The 3 Hallmarks of Bad Content


Much has been written about what makes content good. But, what if there were a way to recognize the hallmarks of bad content, so you could plan for better content?

Besides the obvious, like high bounce rates and lack of conversions on the page, how can you tell when you really need a heavy-duty rewrite of your content?

3 Signs Your Content is Tired

When we evaluate content for rewrites, we look for these three things:

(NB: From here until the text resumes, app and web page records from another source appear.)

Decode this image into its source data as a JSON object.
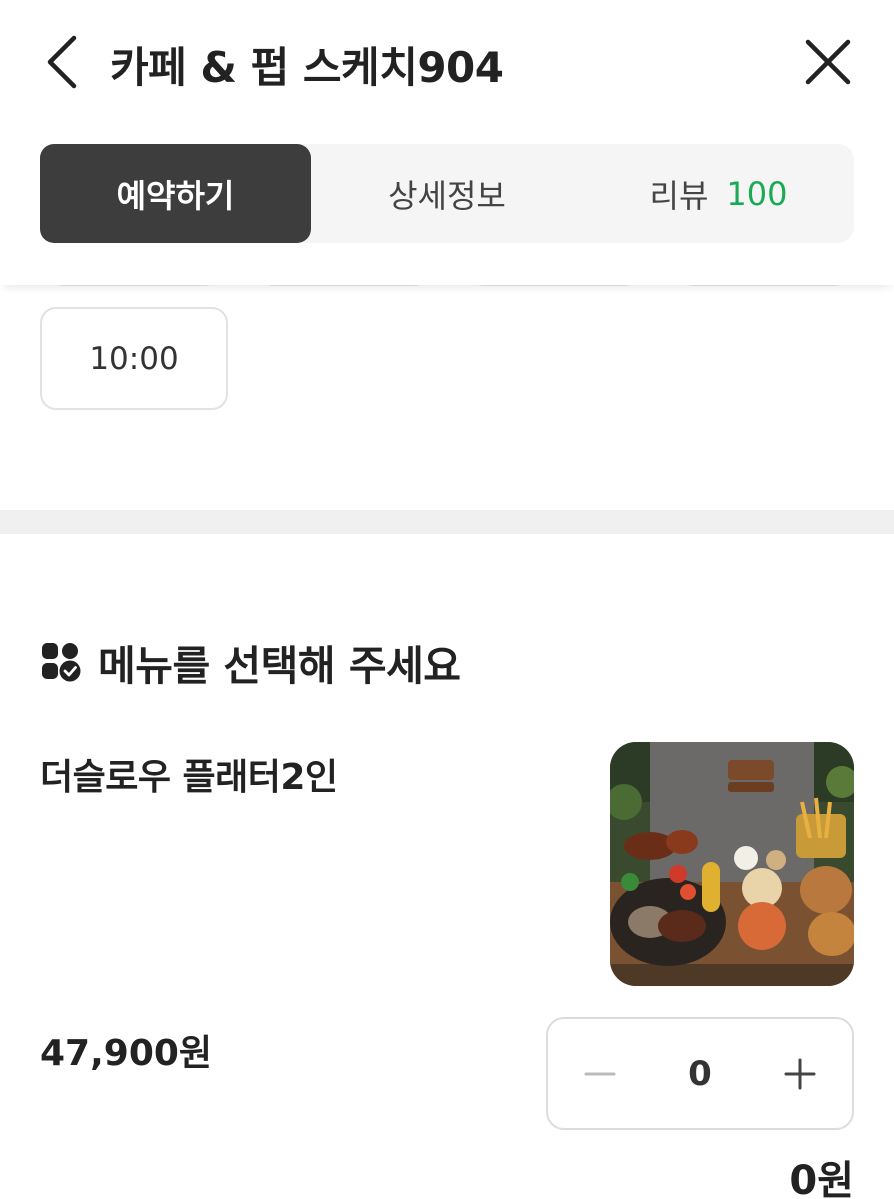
{
  "header": {
    "title": "카페 & 펍 스케치904",
    "back_icon": "chevron-left-icon",
    "close_icon": "close-icon"
  },
  "tabs": [
    {
      "label": "예약하기",
      "active": true
    },
    {
      "label": "상세정보",
      "active": false
    },
    {
      "label": "리뷰",
      "count": "100",
      "active": false
    }
  ],
  "colors": {
    "active_tab_bg": "#3d3d3d",
    "review_count": "#1aaa55",
    "divider": "#f0f0f0"
  },
  "time_slots": [
    {
      "label": "10:00"
    }
  ],
  "menu_section": {
    "icon": "menu-check-icon",
    "title": "메뉴를 선택해 주세요",
    "items": [
      {
        "name": "더슬로우 플래터2인",
        "price": "47,900원",
        "quantity": "0",
        "subtotal": "0원",
        "image": "food-platter-photo"
      }
    ]
  }
}
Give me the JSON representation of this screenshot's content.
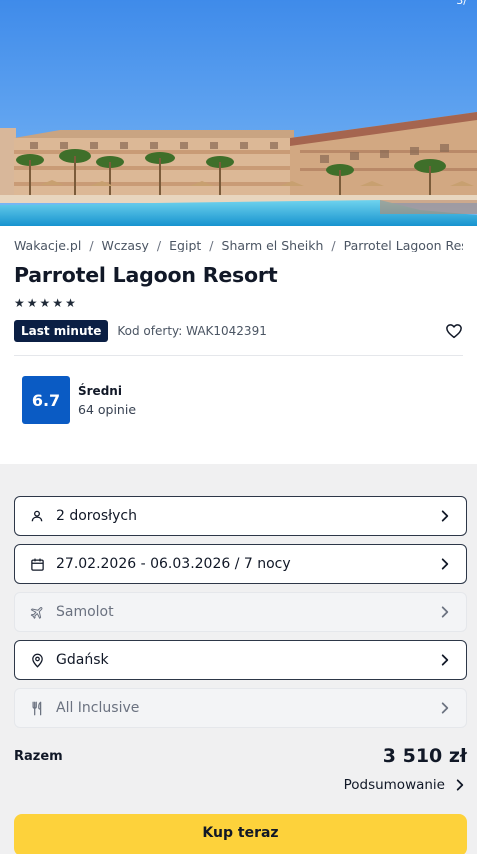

  1. Frankenstein content: We’re all familiar with content that has been pulled from so many places—a brochure here, a microsite over there. It no longer reads as a cohesive piece, but instead sounds like something out of a fantasy land where they speak in non-sequiturs and magical spells.
    How to avoid: Editing may not be the answer for your content. You may need to dig in and rewrite whole sections, plotting information flow and developing content architectures to ensure pages are consistent.
  2. Where does this belong?: Have you ever read a web page and thought, “This is in the wrong place.” It’s almost as if the writer(s) were not sure what to do with that piece of information, but they were sure it belonged somewhere. To the reader, it’s obvious that something is awry because those two odd paragraphs stick out like adults chaperoning a teenage pool party. #awkward, as my 12-year-old would say.
    How to avoid: Create strong information architectures and content roadmaps by plotting your personas, identity pillars and messaging points. Think through your different target audiences and what content they need to know to move to the next phase of the buying cycle.
  3. Flabby content: This is my personal favorite. Here’s what it sounds like, “We are the best brand for you. Our professionals are the best at what they do, and then we use a lot of really fancy words that don’t mean anything to prove that point without backing it up with any facts.”
    How to avoid: You cannot be the best unless you have solid facts or independent qualifications to back up your brand’s superiority. And maybe your brand isn’t superior. That’s okay—find the things that DO differentiate you in the marketplace and talk about those things. For the right audience, those points will convince them to convert.

What do you think? What are the signs of bad content to you? Please email Ahava your examples.